• [Record extracts]:
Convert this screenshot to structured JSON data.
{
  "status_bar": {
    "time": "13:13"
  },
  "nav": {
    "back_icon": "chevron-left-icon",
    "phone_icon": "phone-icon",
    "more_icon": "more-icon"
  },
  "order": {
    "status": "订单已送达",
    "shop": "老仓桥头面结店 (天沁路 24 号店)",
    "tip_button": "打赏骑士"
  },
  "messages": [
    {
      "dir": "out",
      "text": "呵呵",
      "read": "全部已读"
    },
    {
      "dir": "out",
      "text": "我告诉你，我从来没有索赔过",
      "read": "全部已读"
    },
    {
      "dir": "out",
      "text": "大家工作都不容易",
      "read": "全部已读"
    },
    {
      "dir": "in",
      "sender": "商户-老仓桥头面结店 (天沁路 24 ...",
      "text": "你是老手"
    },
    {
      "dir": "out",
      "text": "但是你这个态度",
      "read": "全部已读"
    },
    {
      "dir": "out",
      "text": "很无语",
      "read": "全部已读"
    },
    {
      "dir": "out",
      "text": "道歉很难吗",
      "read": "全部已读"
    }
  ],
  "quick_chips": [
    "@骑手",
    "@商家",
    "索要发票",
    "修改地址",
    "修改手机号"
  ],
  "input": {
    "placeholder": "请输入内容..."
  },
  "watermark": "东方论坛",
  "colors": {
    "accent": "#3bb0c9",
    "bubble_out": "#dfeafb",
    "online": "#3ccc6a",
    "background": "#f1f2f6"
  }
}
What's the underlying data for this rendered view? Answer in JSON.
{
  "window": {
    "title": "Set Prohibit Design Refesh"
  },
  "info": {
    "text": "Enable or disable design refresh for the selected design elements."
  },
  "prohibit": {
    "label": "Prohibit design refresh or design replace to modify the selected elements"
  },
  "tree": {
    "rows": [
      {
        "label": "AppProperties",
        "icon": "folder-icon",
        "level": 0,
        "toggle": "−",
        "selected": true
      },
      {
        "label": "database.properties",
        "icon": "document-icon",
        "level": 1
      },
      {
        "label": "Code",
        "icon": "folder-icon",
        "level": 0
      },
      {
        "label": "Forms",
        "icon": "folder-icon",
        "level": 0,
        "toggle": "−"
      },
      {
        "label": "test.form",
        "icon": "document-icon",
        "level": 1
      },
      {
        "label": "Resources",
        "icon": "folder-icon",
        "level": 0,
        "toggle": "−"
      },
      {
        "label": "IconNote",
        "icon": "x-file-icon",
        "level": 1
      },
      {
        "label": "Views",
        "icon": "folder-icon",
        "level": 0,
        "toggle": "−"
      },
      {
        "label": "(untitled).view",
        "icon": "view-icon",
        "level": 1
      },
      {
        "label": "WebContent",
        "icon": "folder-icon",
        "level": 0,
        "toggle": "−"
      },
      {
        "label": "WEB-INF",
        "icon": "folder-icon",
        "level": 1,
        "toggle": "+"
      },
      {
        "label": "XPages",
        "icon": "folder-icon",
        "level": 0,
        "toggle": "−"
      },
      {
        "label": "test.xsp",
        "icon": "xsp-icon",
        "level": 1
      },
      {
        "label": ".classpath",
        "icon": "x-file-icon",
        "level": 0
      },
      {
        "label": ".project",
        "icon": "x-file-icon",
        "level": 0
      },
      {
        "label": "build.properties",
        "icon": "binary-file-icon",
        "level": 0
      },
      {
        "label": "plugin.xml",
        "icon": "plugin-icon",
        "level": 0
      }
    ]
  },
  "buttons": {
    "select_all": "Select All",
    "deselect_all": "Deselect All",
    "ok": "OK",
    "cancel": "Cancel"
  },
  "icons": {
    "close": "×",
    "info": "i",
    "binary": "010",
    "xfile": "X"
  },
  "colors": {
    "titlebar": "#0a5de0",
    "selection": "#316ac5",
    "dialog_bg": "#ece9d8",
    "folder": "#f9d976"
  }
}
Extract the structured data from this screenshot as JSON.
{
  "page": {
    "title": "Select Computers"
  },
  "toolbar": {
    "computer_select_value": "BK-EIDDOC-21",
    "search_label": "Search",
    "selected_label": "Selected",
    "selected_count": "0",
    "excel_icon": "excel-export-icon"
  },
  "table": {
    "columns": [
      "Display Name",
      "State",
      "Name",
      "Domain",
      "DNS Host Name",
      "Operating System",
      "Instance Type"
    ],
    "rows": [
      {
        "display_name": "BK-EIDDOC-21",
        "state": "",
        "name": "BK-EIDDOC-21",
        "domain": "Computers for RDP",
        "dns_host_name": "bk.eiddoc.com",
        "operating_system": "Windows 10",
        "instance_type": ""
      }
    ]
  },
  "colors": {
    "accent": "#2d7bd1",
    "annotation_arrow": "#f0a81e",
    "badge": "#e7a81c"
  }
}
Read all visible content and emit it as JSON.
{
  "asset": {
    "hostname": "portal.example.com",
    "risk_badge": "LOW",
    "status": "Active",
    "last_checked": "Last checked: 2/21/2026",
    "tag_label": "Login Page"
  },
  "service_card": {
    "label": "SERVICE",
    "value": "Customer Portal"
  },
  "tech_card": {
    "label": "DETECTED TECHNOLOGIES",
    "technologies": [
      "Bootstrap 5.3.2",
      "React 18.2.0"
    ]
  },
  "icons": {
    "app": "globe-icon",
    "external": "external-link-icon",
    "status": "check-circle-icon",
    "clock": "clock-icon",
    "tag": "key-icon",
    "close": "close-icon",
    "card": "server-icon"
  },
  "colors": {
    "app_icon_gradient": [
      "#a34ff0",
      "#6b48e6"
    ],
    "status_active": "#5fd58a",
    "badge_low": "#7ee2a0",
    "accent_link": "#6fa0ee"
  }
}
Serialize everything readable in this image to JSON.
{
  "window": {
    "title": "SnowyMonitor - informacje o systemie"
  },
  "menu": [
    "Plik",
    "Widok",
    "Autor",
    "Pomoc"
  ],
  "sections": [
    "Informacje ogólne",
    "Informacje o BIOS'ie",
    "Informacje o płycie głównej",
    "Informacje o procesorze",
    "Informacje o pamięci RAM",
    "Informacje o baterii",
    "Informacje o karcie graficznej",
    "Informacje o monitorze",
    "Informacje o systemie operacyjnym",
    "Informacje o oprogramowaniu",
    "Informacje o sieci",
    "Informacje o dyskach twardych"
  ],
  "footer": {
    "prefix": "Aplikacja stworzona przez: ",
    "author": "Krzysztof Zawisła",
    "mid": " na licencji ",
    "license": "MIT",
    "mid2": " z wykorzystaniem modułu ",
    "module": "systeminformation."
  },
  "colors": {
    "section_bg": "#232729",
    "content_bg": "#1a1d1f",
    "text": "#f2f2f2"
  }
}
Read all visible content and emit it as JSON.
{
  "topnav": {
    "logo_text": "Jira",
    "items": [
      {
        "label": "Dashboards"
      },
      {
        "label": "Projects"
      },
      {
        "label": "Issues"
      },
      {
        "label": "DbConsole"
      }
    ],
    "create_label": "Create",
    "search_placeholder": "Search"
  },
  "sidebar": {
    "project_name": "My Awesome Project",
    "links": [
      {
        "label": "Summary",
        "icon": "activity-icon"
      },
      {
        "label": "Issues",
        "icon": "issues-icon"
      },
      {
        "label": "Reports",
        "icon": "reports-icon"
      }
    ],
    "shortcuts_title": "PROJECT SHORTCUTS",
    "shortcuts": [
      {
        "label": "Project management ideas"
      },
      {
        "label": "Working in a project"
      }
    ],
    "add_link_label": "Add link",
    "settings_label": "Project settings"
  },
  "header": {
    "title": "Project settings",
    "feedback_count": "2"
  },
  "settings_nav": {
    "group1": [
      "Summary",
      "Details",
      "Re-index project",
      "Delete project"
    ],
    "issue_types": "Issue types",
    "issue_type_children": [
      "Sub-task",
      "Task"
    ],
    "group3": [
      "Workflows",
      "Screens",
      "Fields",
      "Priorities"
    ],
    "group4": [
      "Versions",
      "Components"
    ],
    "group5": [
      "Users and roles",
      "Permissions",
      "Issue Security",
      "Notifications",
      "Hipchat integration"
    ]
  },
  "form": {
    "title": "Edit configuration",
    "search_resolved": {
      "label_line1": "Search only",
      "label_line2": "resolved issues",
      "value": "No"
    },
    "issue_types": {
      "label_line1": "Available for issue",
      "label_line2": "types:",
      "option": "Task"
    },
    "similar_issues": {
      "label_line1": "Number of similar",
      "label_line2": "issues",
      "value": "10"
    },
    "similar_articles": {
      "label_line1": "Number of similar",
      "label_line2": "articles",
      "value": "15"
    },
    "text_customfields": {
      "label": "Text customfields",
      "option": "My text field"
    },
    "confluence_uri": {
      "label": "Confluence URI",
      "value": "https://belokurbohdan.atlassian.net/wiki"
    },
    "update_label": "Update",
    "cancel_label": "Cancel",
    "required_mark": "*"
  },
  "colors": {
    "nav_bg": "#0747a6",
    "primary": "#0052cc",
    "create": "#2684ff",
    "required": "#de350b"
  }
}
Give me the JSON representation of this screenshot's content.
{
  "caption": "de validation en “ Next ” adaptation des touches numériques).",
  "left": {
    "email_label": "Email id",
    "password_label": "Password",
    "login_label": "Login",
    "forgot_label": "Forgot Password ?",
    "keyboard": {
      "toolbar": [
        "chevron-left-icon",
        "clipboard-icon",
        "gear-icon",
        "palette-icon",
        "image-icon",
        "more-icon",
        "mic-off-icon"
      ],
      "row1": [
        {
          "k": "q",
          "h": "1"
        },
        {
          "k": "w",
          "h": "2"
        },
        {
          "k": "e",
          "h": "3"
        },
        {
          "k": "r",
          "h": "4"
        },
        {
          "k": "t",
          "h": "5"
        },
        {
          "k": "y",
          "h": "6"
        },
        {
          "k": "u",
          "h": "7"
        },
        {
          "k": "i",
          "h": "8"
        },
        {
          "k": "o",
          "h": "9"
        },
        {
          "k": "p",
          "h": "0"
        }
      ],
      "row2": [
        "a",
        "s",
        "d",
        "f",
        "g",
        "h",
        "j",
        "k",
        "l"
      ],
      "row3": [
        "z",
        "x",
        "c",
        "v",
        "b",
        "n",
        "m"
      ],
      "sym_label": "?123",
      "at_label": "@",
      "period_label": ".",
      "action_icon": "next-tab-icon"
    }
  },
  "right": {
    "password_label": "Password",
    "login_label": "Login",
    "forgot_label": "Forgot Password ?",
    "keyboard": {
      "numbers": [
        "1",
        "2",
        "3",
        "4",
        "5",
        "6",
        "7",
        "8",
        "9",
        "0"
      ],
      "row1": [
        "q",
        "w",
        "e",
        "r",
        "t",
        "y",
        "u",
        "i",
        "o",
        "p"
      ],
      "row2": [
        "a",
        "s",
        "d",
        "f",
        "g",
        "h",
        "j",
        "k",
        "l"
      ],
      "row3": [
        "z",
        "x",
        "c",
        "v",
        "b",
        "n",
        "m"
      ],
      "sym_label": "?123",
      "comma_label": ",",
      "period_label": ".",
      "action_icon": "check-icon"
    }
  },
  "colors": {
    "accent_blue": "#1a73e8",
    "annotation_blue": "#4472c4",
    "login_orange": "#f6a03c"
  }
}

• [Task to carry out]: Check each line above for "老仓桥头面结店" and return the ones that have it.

• [Your response]:
    "shop": "老仓桥头面结店 (天沁路 24 号店)",
      "sender": "商户-老仓桥头面结店 (天沁路 24 ...",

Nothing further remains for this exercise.